Items from an interface collection
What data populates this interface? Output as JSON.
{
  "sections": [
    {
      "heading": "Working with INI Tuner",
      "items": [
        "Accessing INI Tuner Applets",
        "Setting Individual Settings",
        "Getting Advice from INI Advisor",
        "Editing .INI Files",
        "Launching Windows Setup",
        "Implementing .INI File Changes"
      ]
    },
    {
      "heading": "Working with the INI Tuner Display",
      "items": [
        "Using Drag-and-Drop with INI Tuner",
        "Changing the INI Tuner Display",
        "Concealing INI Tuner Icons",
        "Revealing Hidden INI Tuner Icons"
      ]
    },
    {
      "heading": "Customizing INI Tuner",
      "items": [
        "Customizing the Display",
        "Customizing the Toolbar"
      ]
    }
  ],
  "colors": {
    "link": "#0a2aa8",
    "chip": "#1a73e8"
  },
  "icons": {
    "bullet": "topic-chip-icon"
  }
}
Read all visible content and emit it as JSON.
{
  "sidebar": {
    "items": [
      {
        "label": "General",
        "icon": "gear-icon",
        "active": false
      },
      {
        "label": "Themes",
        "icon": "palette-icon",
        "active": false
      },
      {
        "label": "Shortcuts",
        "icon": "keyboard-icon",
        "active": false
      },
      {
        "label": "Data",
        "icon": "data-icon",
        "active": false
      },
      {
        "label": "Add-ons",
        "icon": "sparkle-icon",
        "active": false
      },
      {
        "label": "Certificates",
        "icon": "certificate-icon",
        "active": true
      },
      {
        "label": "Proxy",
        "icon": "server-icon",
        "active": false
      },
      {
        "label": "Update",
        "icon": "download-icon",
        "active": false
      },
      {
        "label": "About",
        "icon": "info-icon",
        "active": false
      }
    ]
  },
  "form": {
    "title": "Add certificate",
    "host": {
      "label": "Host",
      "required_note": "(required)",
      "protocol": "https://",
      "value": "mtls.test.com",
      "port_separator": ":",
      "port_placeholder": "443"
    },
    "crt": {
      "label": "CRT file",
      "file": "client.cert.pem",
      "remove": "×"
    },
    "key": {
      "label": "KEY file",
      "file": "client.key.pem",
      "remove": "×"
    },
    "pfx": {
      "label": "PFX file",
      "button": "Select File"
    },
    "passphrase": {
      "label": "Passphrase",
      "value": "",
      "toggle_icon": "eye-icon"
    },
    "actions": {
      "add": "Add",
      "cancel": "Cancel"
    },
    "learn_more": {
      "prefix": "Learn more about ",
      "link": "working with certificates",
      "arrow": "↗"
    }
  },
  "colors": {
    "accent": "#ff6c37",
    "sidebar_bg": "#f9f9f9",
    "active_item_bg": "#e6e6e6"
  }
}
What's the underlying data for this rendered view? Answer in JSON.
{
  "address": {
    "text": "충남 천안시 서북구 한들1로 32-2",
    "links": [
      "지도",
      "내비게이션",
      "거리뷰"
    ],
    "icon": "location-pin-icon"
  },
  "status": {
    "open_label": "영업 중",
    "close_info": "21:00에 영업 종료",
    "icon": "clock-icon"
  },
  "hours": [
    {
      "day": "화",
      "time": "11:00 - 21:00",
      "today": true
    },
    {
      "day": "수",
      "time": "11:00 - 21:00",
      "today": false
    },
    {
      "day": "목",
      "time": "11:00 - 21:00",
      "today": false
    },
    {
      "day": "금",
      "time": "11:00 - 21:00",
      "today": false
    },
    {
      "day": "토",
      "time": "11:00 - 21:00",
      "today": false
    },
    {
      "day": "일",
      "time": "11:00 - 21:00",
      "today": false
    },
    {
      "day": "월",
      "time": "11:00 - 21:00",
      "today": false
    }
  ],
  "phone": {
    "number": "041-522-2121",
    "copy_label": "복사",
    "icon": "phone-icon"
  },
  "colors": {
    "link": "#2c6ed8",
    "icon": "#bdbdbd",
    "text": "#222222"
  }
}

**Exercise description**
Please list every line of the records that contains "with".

**Answer space**
      "heading": "Working with INI Tuner",
      "heading": "Working with the INI Tuner Display",
        "Using Drag-and-Drop with INI Tuner",
      "link": "working with certificates",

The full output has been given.